He added the fundamental principles for dealing with racism are found in the creation story. “God created only one humanity, humankind. So, God did not create the races. …We are one family, and we are one diverse family. And everybody is created equal because we are all created into the image of God. And this is a fundamental issue for everything,” said Moskala. “And of course, this does not rule out diversity. On the contrary, we can have these differences and we can celebrate the differences, but God is the creator. And there is only one humanity.”
He added that theology “needs to be practical and transform our relationships. … The church is “you and me, and we need to be the model of transformation. … We cannot change the past, but we can transform the future,” noting that to bring the walls of separation down, we have to have open minds and dialogue with one another.
Willie Hucks, associate professor of Pastoral Theology and Homiletics and the chair of the Department of Christian Ministry at the seminary, presented an African-American perspective on a solution to racism.
He urged participants to practice the rejection of deflection, as seen when people don’t want to acknowledge hurts of the past and realities of the present. He noted that the parable of the prodigal son serves as a cautionary tale, where at one point in time the younger son needed more attention. “It didn’t mean he didn’t love the other son equally, but, at that point, he is searching for the son who left.”
Hucks added, that to find a solution, members must have truth and reconciliation, versus just reconciliation. “We must be informed about the truth we’re trying to reconcile. This begins with having sound information. Let’s study and see what has gone on.”
Trevor O’Reggio, director of the Master in Religion program and an associate professor of church history at the seminary, shared a presentation titled, “America Bipolar Nation—The Lamb or the Dragon.” He recounted the history of slavery and racism in America and the continuing economic, social and spiritual impact and implications: “If we are true to the mandate that God has given to us, we’re obligated to address these economic inequalities. …. We aren’t only called to address the gospel, but also the various needs of individuals. If a guy is hungry, cold and homeless, he isn’t going to be very receptive to your sermon about the Sabbath or the state of the dead. … We aren’t carrying out the mandate of God if we neglect the economic realities of those we’re trying to reach.”
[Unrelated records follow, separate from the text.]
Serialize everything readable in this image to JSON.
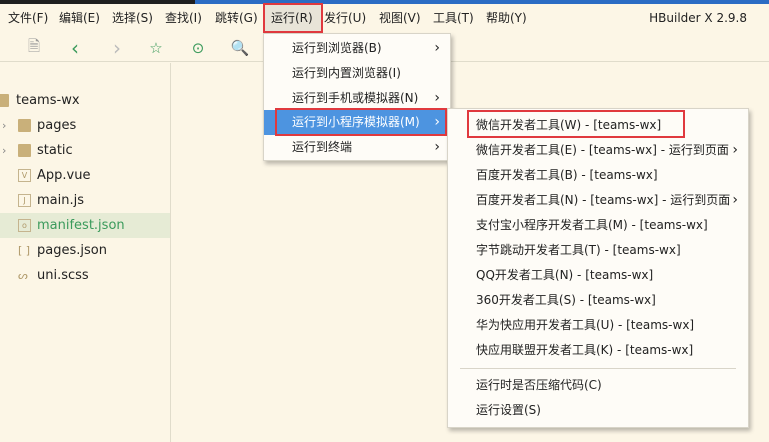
{
  "app_title": "HBuilder X 2.9.8",
  "menubar": [
    "文件(F)",
    "编辑(E)",
    "选择(S)",
    "查找(I)",
    "跳转(G)",
    "运行(R)",
    "发行(U)",
    "视图(V)",
    "工具(T)",
    "帮助(Y)"
  ],
  "toolbar": {
    "icons": [
      "save-icon",
      "back-icon",
      "forward-icon",
      "star-icon",
      "run-icon",
      "preview-search-icon"
    ]
  },
  "tree": {
    "project": "teams-wx",
    "items": [
      {
        "label": "pages",
        "type": "folder"
      },
      {
        "label": "static",
        "type": "folder"
      },
      {
        "label": "App.vue",
        "type": "vue"
      },
      {
        "label": "main.js",
        "type": "js"
      },
      {
        "label": "manifest.json",
        "type": "manifest",
        "selected": true
      },
      {
        "label": "pages.json",
        "type": "json"
      },
      {
        "label": "uni.scss",
        "type": "scss"
      }
    ]
  },
  "run_menu": [
    {
      "label": "运行到浏览器(B)",
      "submenu": true
    },
    {
      "label": "运行到内置浏览器(I)",
      "submenu": false
    },
    {
      "label": "运行到手机或模拟器(N)",
      "submenu": true
    },
    {
      "label": "运行到小程序模拟器(M)",
      "submenu": true,
      "highlighted": true
    },
    {
      "label": "运行到终端",
      "submenu": true
    }
  ],
  "mp_menu": [
    {
      "label": "微信开发者工具(W) - [teams-wx]",
      "submenu": false
    },
    {
      "label": "微信开发者工具(E) - [teams-wx] - 运行到页面",
      "submenu": true
    },
    {
      "label": "百度开发者工具(B) - [teams-wx]",
      "submenu": false
    },
    {
      "label": "百度开发者工具(N) - [teams-wx] - 运行到页面",
      "submenu": true
    },
    {
      "label": "支付宝小程序开发者工具(M) - [teams-wx]",
      "submenu": false
    },
    {
      "label": "字节跳动开发者工具(T) - [teams-wx]",
      "submenu": false
    },
    {
      "label": "QQ开发者工具(N) - [teams-wx]",
      "submenu": false
    },
    {
      "label": "360开发者工具(S) - [teams-wx]",
      "submenu": false
    },
    {
      "label": "华为快应用开发者工具(U) - [teams-wx]",
      "submenu": false
    },
    {
      "label": "快应用联盟开发者工具(K) - [teams-wx]",
      "submenu": false
    }
  ],
  "mp_menu_extra": [
    "运行时是否压缩代码(C)",
    "运行设置(S)"
  ],
  "colors": {
    "highlight": "#4d94e0",
    "annotation": "#e0393e",
    "selected_file": "#3a9a5b"
  }
}
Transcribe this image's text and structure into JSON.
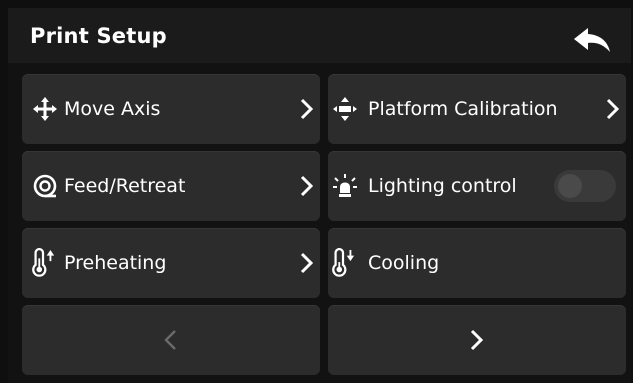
{
  "header": {
    "title": "Print Setup",
    "back_icon": "back-arrow-icon"
  },
  "menu": [
    {
      "label": "Move Axis",
      "icon": "move-axis-icon",
      "control": "chevron"
    },
    {
      "label": "Platform Calibration",
      "icon": "platform-calibration-icon",
      "control": "chevron"
    },
    {
      "label": "Feed/Retreat",
      "icon": "feed-retreat-icon",
      "control": "chevron"
    },
    {
      "label": "Lighting control",
      "icon": "light-icon",
      "control": "toggle",
      "toggle_on": false
    },
    {
      "label": "Preheating",
      "icon": "thermometer-up-icon",
      "control": "chevron"
    },
    {
      "label": "Cooling",
      "icon": "thermometer-down-icon",
      "control": "none"
    }
  ],
  "pagination": {
    "prev_enabled": false,
    "next_enabled": true
  },
  "colors": {
    "background": "#121212",
    "tile": "#2c2c2c",
    "text": "#ffffff",
    "disabled": "#6a6a6a"
  }
}
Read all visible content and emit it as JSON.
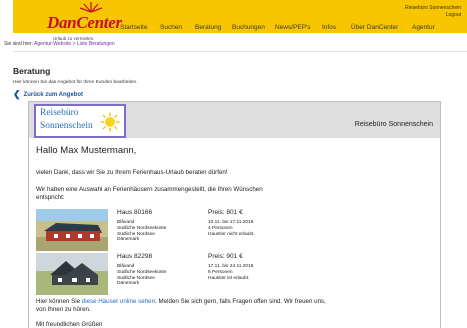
{
  "header": {
    "brand": "DanCenter",
    "tagline": "Urlaub zu vermieten.",
    "nav": [
      "Startseite",
      "Suchen",
      "Beratung",
      "Buchungen",
      "News/PEP's",
      "Infos",
      "Über DanCenter",
      "Agentur"
    ],
    "account_name": "Reisebüro Sonnenschein",
    "logout": "Logout"
  },
  "breadcrumb": {
    "prefix": "Sie sind hier:",
    "path": "Agentur-Website > Liste Beratungen"
  },
  "page": {
    "title": "Beratung",
    "subtitle": "Hier können Sie das Angebot für Ihren Kunden bearbeiten.",
    "back_link": "Zurück zum Angebot"
  },
  "email": {
    "agency_logo_line1": "Reisebüro",
    "agency_logo_line2": "Sonnenschein",
    "agency_name": "Reisebüro Sonnenschein",
    "greeting": "Hallo Max Mustermann,",
    "thanks": "vielen Dank, dass wir Sie zu Ihrem Ferienhaus-Urlaub beraten dürfen!",
    "intro": "Wir haben eine Auswahl an Ferienhäusern zusammengestellt, die Ihren Wünschen entspricht:",
    "houses": [
      {
        "name": "Haus 80166",
        "price": "Preis: 801 €",
        "place": "Blåvand",
        "coast": "Südliche Nordseeküste",
        "region": "Südliche Nordsee",
        "country": "Dänemark",
        "dates": "10.11. bis 17.11.2018",
        "persons": "4 Personen",
        "pets": "Haustier nicht erlaubt."
      },
      {
        "name": "Haus 82298",
        "price": "Preis: 901 €",
        "place": "Blåvand",
        "coast": "Südliche Nordseeküste",
        "region": "Südliche Nordsee",
        "country": "Dänemark",
        "dates": "17.11. bis 24.11.2018",
        "persons": "6 Personen",
        "pets": "Haustier ist erlaubt."
      }
    ],
    "closing_pre": "Hier können Sie ",
    "closing_link": "diese Häuser online sehen",
    "closing_post": ". Melden Sie sich gern, falls Fragen offen sind. Wir freuen uns, von Ihnen zu hören.",
    "signoff": "Mit freundlichen Grüßen"
  },
  "colors": {
    "header_bg": "#f7c600",
    "brand_red": "#c8102e",
    "link_blue": "#2a6fb8",
    "breadcrumb_purple": "#7a2da0"
  }
}
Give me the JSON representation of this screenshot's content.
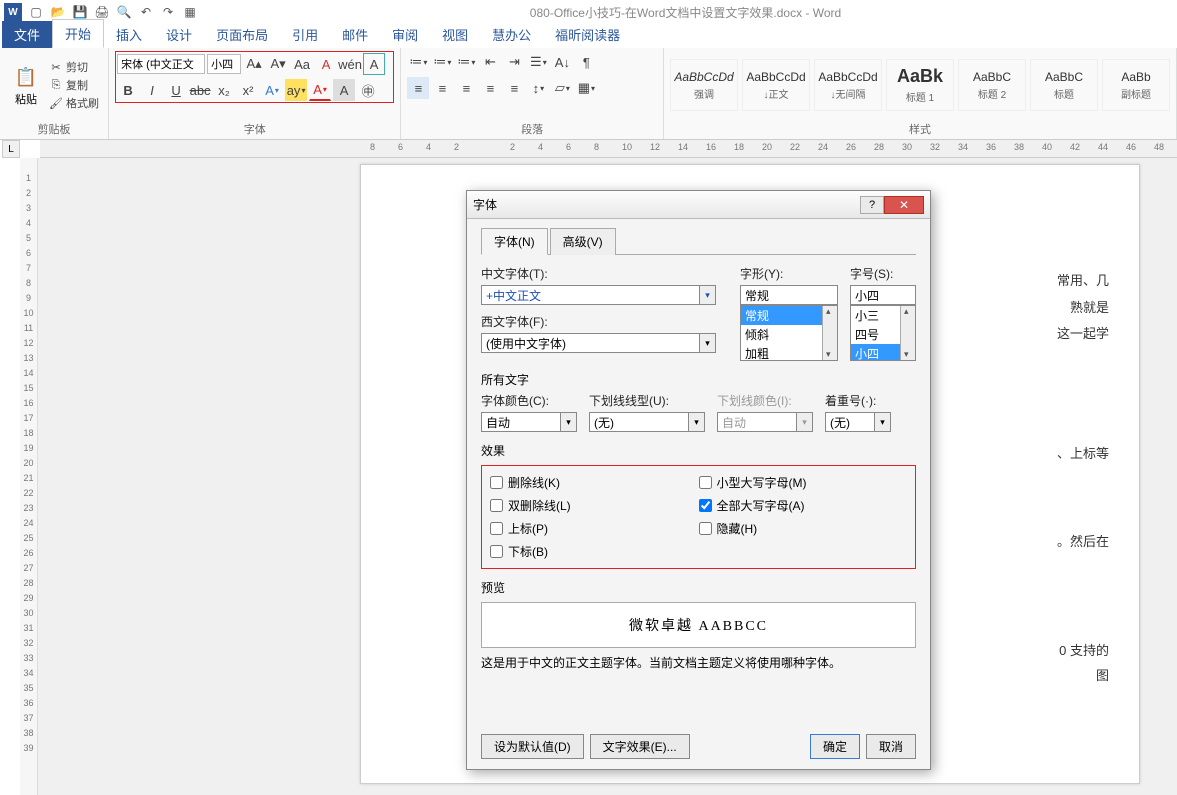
{
  "title": "080-Office小技巧-在Word文档中设置文字效果.docx - Word",
  "tabs": [
    "文件",
    "开始",
    "插入",
    "设计",
    "页面布局",
    "引用",
    "邮件",
    "审阅",
    "视图",
    "慧办公",
    "福昕阅读器"
  ],
  "active_tab_index": 1,
  "clipboard": {
    "paste": "粘贴",
    "cut": "剪切",
    "copy": "复制",
    "format_painter": "格式刷",
    "label": "剪贴板"
  },
  "font_group": {
    "font_name": "宋体 (中文正文",
    "font_size": "小四",
    "label": "字体",
    "row1_icons": [
      "A",
      "A",
      "Aa",
      "A",
      "wén",
      "A"
    ],
    "row2_icons": [
      "B",
      "I",
      "U",
      "abc",
      "x₂",
      "x²",
      "A",
      "ay",
      "A",
      "A",
      "字"
    ]
  },
  "para_group": {
    "label": "段落"
  },
  "styles_group": {
    "label": "样式",
    "items": [
      {
        "preview": "AaBbCcDd",
        "name": "强调",
        "italic": true
      },
      {
        "preview": "AaBbCcDd",
        "name": "↓正文"
      },
      {
        "preview": "AaBbCcDd",
        "name": "↓无间隔"
      },
      {
        "preview": "AaBk",
        "name": "标题 1",
        "big": true
      },
      {
        "preview": "AaBbC",
        "name": "标题 2"
      },
      {
        "preview": "AaBbC",
        "name": "标题"
      },
      {
        "preview": "AaBb",
        "name": "副标题"
      }
    ]
  },
  "ruler_h": [
    "8",
    "6",
    "4",
    "2",
    "",
    "2",
    "4",
    "6",
    "8",
    "10",
    "12",
    "14",
    "16",
    "18",
    "20",
    "22",
    "24",
    "26",
    "28",
    "30",
    "32",
    "34",
    "36",
    "38",
    "40",
    "42",
    "44",
    "46",
    "48"
  ],
  "ruler_v": [
    "",
    "1",
    "2",
    "3",
    "4",
    "5",
    "6",
    "7",
    "8",
    "9",
    "10",
    "11",
    "12",
    "13",
    "14",
    "15",
    "16",
    "17",
    "18",
    "19",
    "20",
    "21",
    "22",
    "23",
    "24",
    "25",
    "26",
    "27",
    "28",
    "29",
    "30",
    "31",
    "32",
    "33",
    "34",
    "35",
    "36",
    "37",
    "38",
    "39"
  ],
  "page_text": [
    "常用、几",
    "熟就是",
    "这一起学",
    "、上标等",
    "。然后在",
    "0 支持的",
    "图"
  ],
  "dialog": {
    "title": "字体",
    "tabs": [
      "字体(N)",
      "高级(V)"
    ],
    "cn_font_label": "中文字体(T):",
    "cn_font_value": "+中文正文",
    "style_label": "字形(Y):",
    "style_value": "常规",
    "style_list": [
      "常规",
      "倾斜",
      "加粗"
    ],
    "size_label": "字号(S):",
    "size_value": "小四",
    "size_list": [
      "小三",
      "四号",
      "小四"
    ],
    "west_font_label": "西文字体(F):",
    "west_font_value": "(使用中文字体)",
    "all_text": "所有文字",
    "color_label": "字体颜色(C):",
    "color_value": "自动",
    "underline_label": "下划线线型(U):",
    "underline_value": "(无)",
    "underline_color_label": "下划线颜色(I):",
    "underline_color_value": "自动",
    "emphasis_label": "着重号(·):",
    "emphasis_value": "(无)",
    "effects_label": "效果",
    "effects_left": [
      "删除线(K)",
      "双删除线(L)",
      "上标(P)",
      "下标(B)"
    ],
    "effects_right": [
      "小型大写字母(M)",
      "全部大写字母(A)",
      "隐藏(H)"
    ],
    "checked_effect": "全部大写字母(A)",
    "preview_label": "预览",
    "preview_text": "微软卓越   AABBCC",
    "preview_desc": "这是用于中文的正文主题字体。当前文档主题定义将使用哪种字体。",
    "btn_default": "设为默认值(D)",
    "btn_effects": "文字效果(E)...",
    "btn_ok": "确定",
    "btn_cancel": "取消"
  }
}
During a panel discussion segment in the program, a number of the 70 participants expressed appreciation for the presentations and information shared and encouraged union leaders to continue the dialogue and consider additional steps.
In his closing remarks, Dave Weigley, encouraged attendees with the challenge before the church: “We have an opportunity to show the world that we are one family, that we are all brothers and sisters, despite how the world may try to divide us. Through the church, Christ is going to manifest his character and glory through His people,” said Dave Weigley in his closing remarks.
He then shared the following appeal, a quote from Ellen White: “The church is God's appointed agency for the salvation of men. It was organized for service, and its mission is to carry the gospel to the world. From the beginning it has been God's plan that through His church shall be reflected to the world His fullness and His sufficiency. The members of the church, those whom He has called out of darkness into His marvelous light, are to show forth His glory. The church is the repository of the riches of the grace of Christ; and through the church will eventually be made manifest, even to "the principalities and powers in heavenly places," the final and full display of the love of God. Ephesians 3:10.” (Acts of the Apostles, 9.1).